◆ **Task details**: What you return should match every record exactly, with the images removed.

◆ **Exercise input**:

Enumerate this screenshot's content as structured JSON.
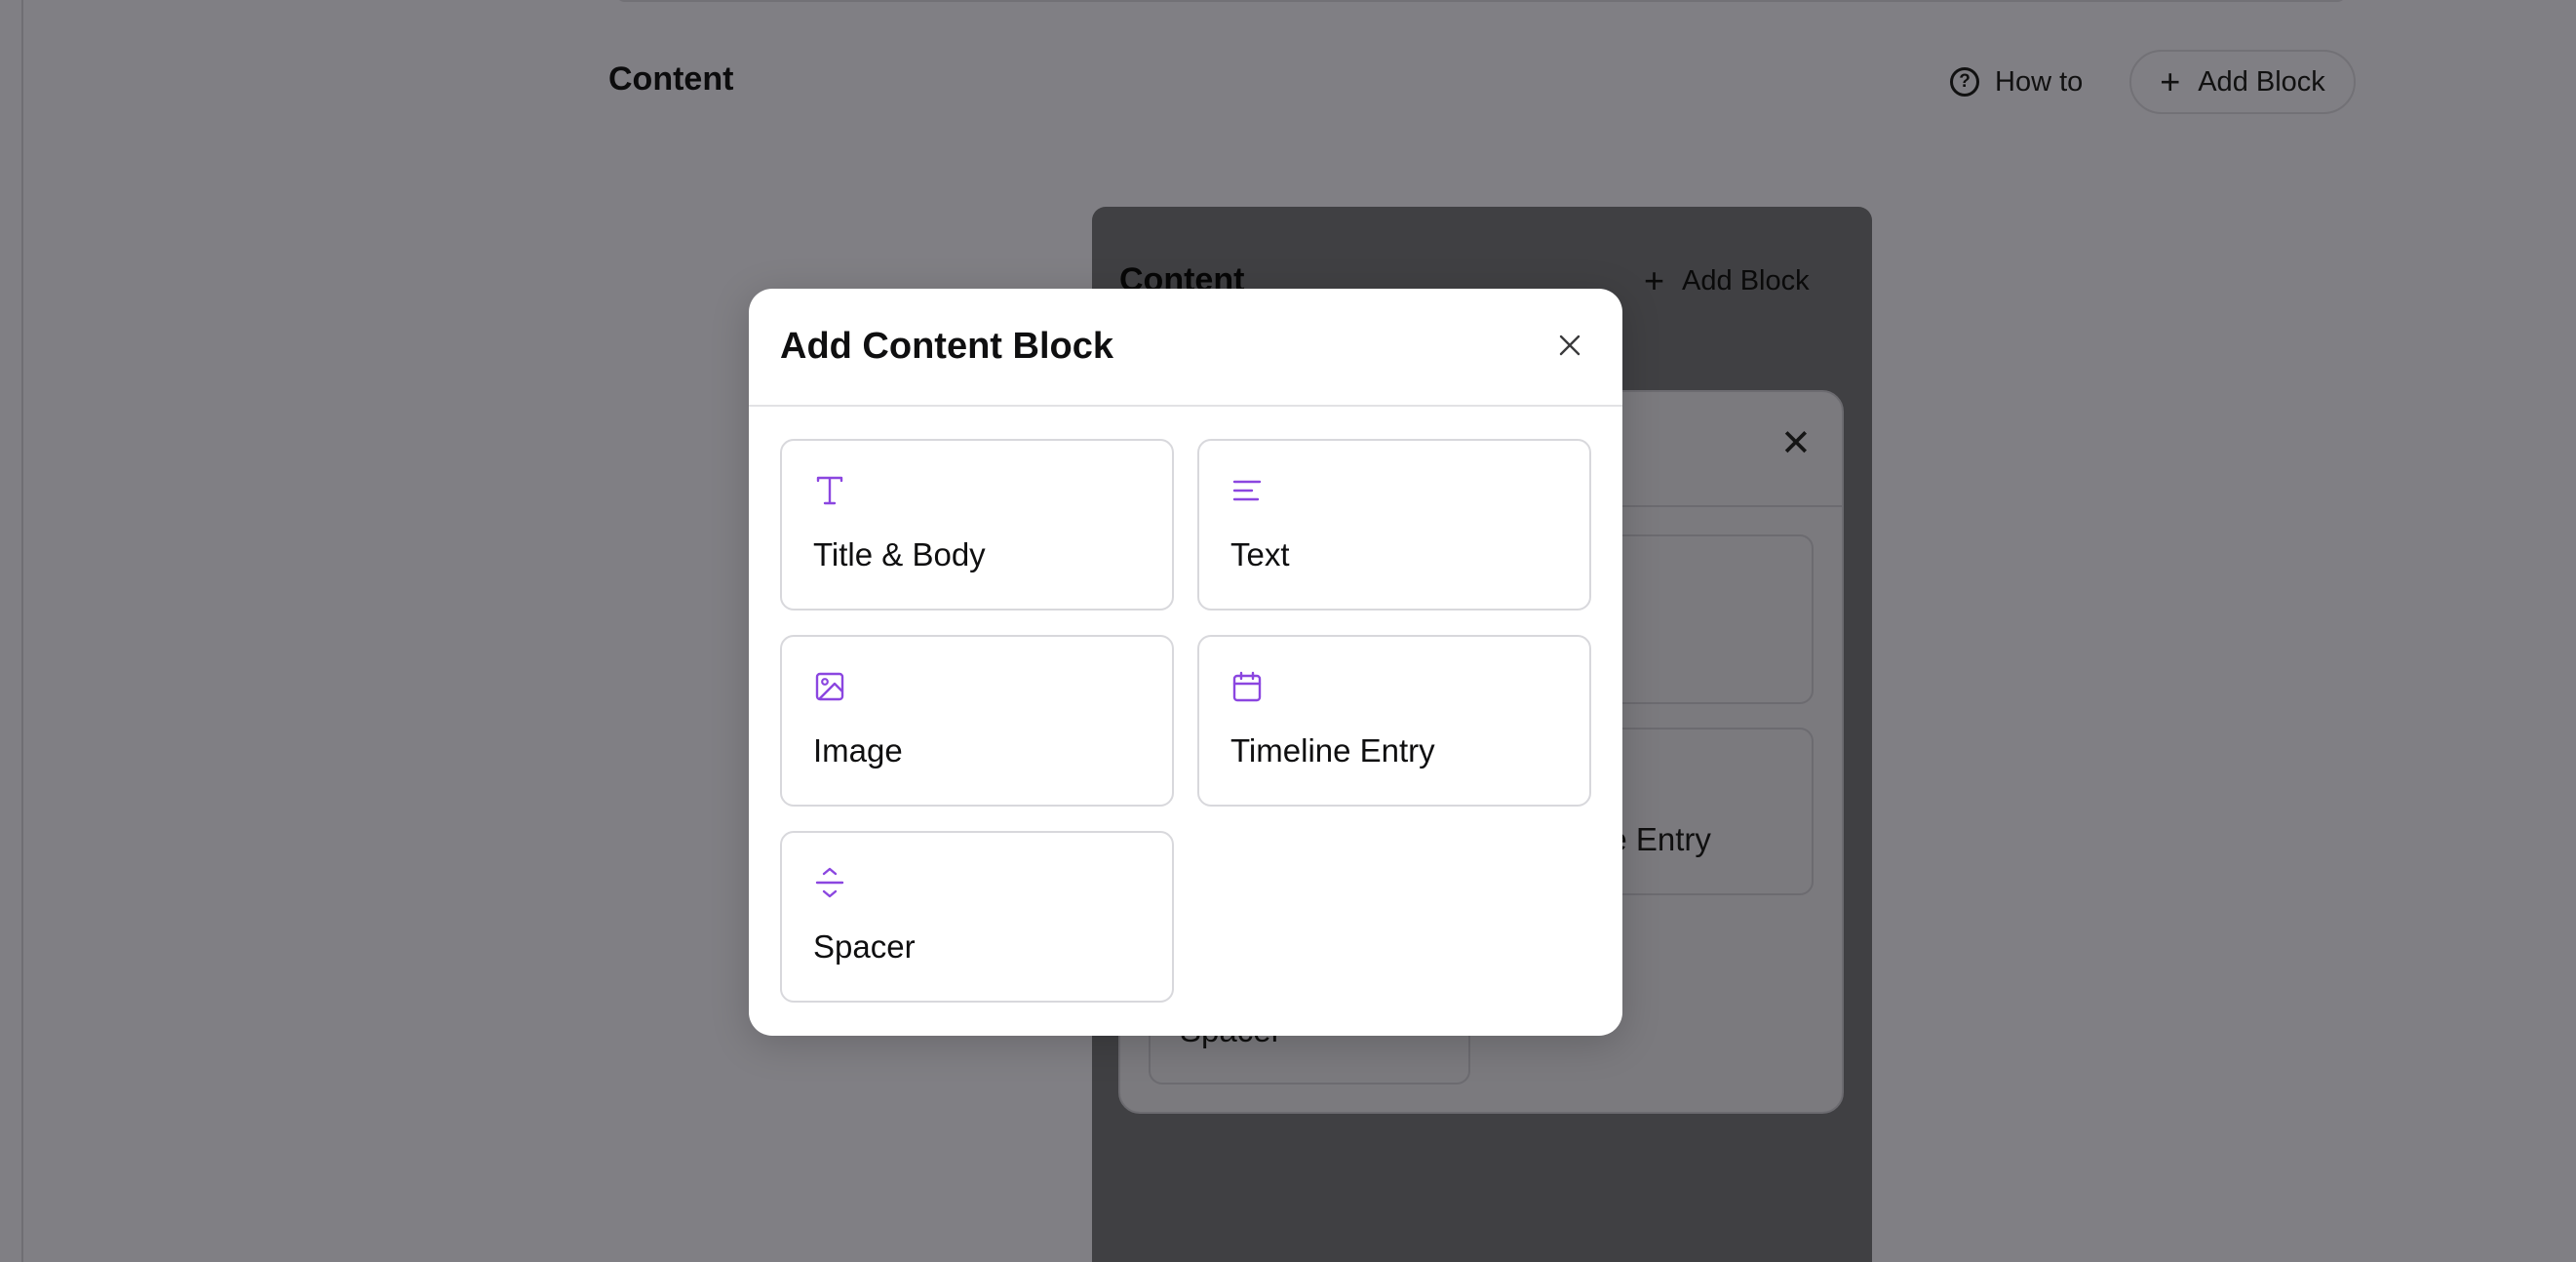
{
  "background": {
    "section_title": "Content",
    "how_to_label": "How to",
    "add_block_label": "Add Block",
    "inner_panel": {
      "title": "Content",
      "add_block_label": "Add Block",
      "visible_labels": {
        "timeline_fragment": "ne Entry",
        "spacer_fragment": "Spacer"
      }
    }
  },
  "modal": {
    "title": "Add Content Block",
    "close_icon": "close-icon",
    "accent_color": "#8b46e0",
    "blocks": [
      {
        "label": "Title & Body",
        "icon": "type-icon"
      },
      {
        "label": "Text",
        "icon": "align-left-icon"
      },
      {
        "label": "Image",
        "icon": "image-icon"
      },
      {
        "label": "Timeline Entry",
        "icon": "calendar-icon"
      },
      {
        "label": "Spacer",
        "icon": "spacer-icon"
      }
    ]
  }
}
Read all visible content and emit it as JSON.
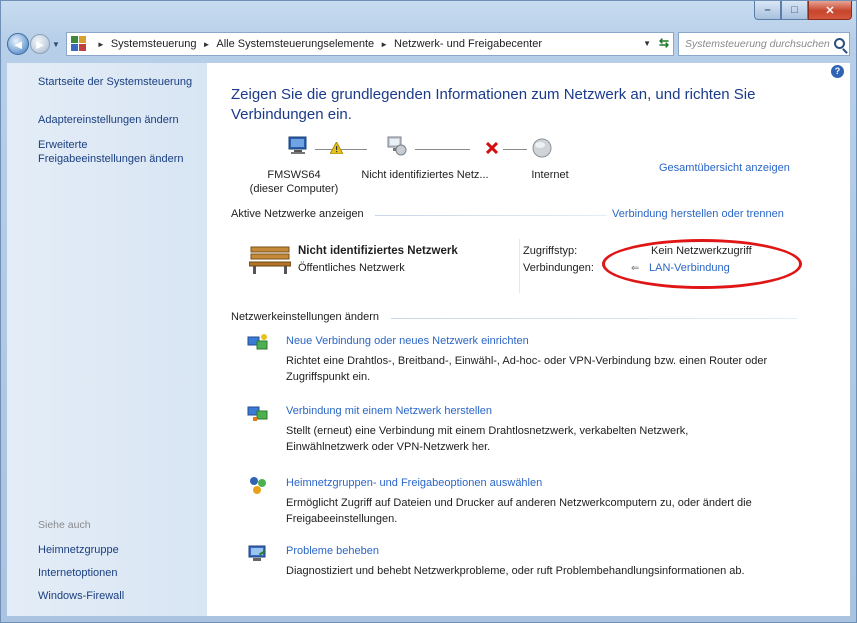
{
  "window": {
    "caption_buttons": {
      "minimize": "–",
      "maximize": "□",
      "close": "✕"
    }
  },
  "address_bar": {
    "crumbs": [
      "Systemsteuerung",
      "Alle Systemsteuerungselemente",
      "Netzwerk- und Freigabecenter"
    ],
    "search_placeholder": "Systemsteuerung durchsuchen"
  },
  "left_pane": {
    "links": [
      "Startseite der Systemsteuerung",
      "Adaptereinstellungen ändern",
      "Erweiterte",
      "Freigabeeinstellungen ändern"
    ],
    "see_also_label": "Siehe auch",
    "see_also": [
      "Heimnetzgruppe",
      "Internetoptionen",
      "Windows-Firewall"
    ]
  },
  "main": {
    "help_icon": "?",
    "heading_line1": "Zeigen Sie die grundlegenden Informationen zum Netzwerk an, und richten Sie",
    "heading_line2": "Verbindungen ein.",
    "full_map_link": "Gesamtübersicht anzeigen",
    "map": {
      "computer_name": "FMSWS64",
      "computer_sub": "(dieser Computer)",
      "network_label": "Nicht identifiziertes Netz...",
      "internet_label": "Internet"
    },
    "active_networks_title": "Aktive Netzwerke anzeigen",
    "connect_link": "Verbindung herstellen oder trennen",
    "network": {
      "name": "Nicht identifiziertes Netzwerk",
      "type": "Öffentliches Netzwerk",
      "access_type_label": "Zugriffstyp:",
      "access_type_value": "Kein Netzwerkzugriff",
      "connections_label": "Verbindungen:",
      "connection_value": "LAN-Verbindung"
    },
    "settings_title": "Netzwerkeinstellungen ändern",
    "tasks": [
      {
        "title": "Neue Verbindung oder neues Netzwerk einrichten",
        "desc1": "Richtet eine Drahtlos-, Breitband-, Einwähl-, Ad-hoc- oder VPN-Verbindung bzw. einen Router oder",
        "desc2": "Zugriffspunkt ein."
      },
      {
        "title": "Verbindung mit einem Netzwerk herstellen",
        "desc1": "Stellt (erneut) eine Verbindung mit einem Drahtlosnetzwerk, verkabelten Netzwerk,",
        "desc2": "Einwählnetzwerk oder VPN-Netzwerk her."
      },
      {
        "title": "Heimnetzgruppen- und Freigabeoptionen auswählen",
        "desc1": "Ermöglicht Zugriff auf Dateien und Drucker auf anderen Netzwerkcomputern zu, oder ändert die",
        "desc2": "Freigabeeinstellungen."
      },
      {
        "title": "Probleme beheben",
        "desc1": "Diagnostiziert und behebt Netzwerkprobleme, oder ruft Problembehandlungsinformationen ab.",
        "desc2": ""
      }
    ]
  },
  "colors": {
    "link": "#2a66c7",
    "heading": "#1a3a8a",
    "annotation": "#e01515",
    "warning": "#e8c21a",
    "error": "#d01010"
  }
}
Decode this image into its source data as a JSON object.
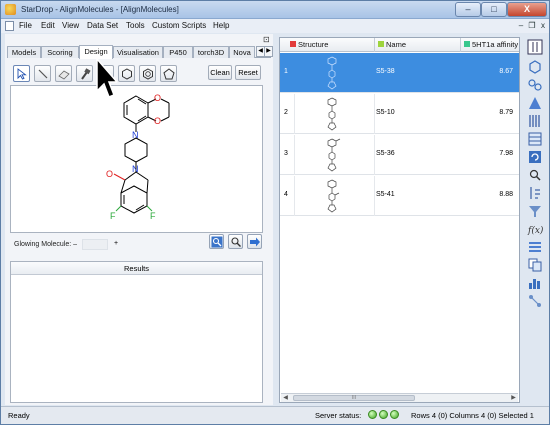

◆ **Answer section**:
Enumerate this screenshot's content as structured JSON.
{
  "background": {
    "section_title": "Content",
    "how_to_label": "How to",
    "add_block_label": "Add Block",
    "inner_panel": {
      "title": "Content",
      "add_block_label": "Add Block",
      "visible_labels": {
        "timeline_fragment": "ne Entry",
        "spacer_fragment": "Spacer"
      }
    }
  },
  "modal": {
    "title": "Add Content Block",
    "close_icon": "close-icon",
    "accent_color": "#8b46e0",
    "blocks": [
      {
        "label": "Title & Body",
        "icon": "type-icon"
      },
      {
        "label": "Text",
        "icon": "align-left-icon"
      },
      {
        "label": "Image",
        "icon": "image-icon"
      },
      {
        "label": "Timeline Entry",
        "icon": "calendar-icon"
      },
      {
        "label": "Spacer",
        "icon": "spacer-icon"
      }
    ]
  }
}
Read all visible content and emit it as JSON.
{
  "window": {
    "caption_buttons": {
      "minimize": "–",
      "maximize": "□",
      "close": "✕"
    }
  },
  "address_bar": {
    "crumbs": [
      "Systemsteuerung",
      "Alle Systemsteuerungselemente",
      "Netzwerk- und Freigabecenter"
    ],
    "search_placeholder": "Systemsteuerung durchsuchen"
  },
  "left_pane": {
    "links": [
      "Startseite der Systemsteuerung",
      "Adaptereinstellungen ändern",
      "Erweiterte",
      "Freigabeeinstellungen ändern"
    ],
    "see_also_label": "Siehe auch",
    "see_also": [
      "Heimnetzgruppe",
      "Internetoptionen",
      "Windows-Firewall"
    ]
  },
  "main": {
    "help_icon": "?",
    "heading_line1": "Zeigen Sie die grundlegenden Informationen zum Netzwerk an, und richten Sie",
    "heading_line2": "Verbindungen ein.",
    "full_map_link": "Gesamtübersicht anzeigen",
    "map": {
      "computer_name": "FMSWS64",
      "computer_sub": "(dieser Computer)",
      "network_label": "Nicht identifiziertes Netz...",
      "internet_label": "Internet"
    },
    "active_networks_title": "Aktive Netzwerke anzeigen",
    "connect_link": "Verbindung herstellen oder trennen",
    "network": {
      "name": "Nicht identifiziertes Netzwerk",
      "type": "Öffentliches Netzwerk",
      "access_type_label": "Zugriffstyp:",
      "access_type_value": "Kein Netzwerkzugriff",
      "connections_label": "Verbindungen:",
      "connection_value": "LAN-Verbindung"
    },
    "settings_title": "Netzwerkeinstellungen ändern",
    "tasks": [
      {
        "title": "Neue Verbindung oder neues Netzwerk einrichten",
        "desc1": "Richtet eine Drahtlos-, Breitband-, Einwähl-, Ad-hoc- oder VPN-Verbindung bzw. einen Router oder",
        "desc2": "Zugriffspunkt ein."
      },
      {
        "title": "Verbindung mit einem Netzwerk herstellen",
        "desc1": "Stellt (erneut) eine Verbindung mit einem Drahtlosnetzwerk, verkabelten Netzwerk,",
        "desc2": "Einwählnetzwerk oder VPN-Netzwerk her."
      },
      {
        "title": "Heimnetzgruppen- und Freigabeoptionen auswählen",
        "desc1": "Ermöglicht Zugriff auf Dateien und Drucker auf anderen Netzwerkcomputern zu, oder ändert die",
        "desc2": "Freigabeeinstellungen."
      },
      {
        "title": "Probleme beheben",
        "desc1": "Diagnostiziert und behebt Netzwerkprobleme, oder ruft Problembehandlungsinformationen ab.",
        "desc2": ""
      }
    ]
  },
  "colors": {
    "link": "#2a66c7",
    "heading": "#1a3a8a",
    "annotation": "#e01515",
    "warning": "#e8c21a",
    "error": "#d01010"
  }
}
Decode this image into its source data as a JSON object.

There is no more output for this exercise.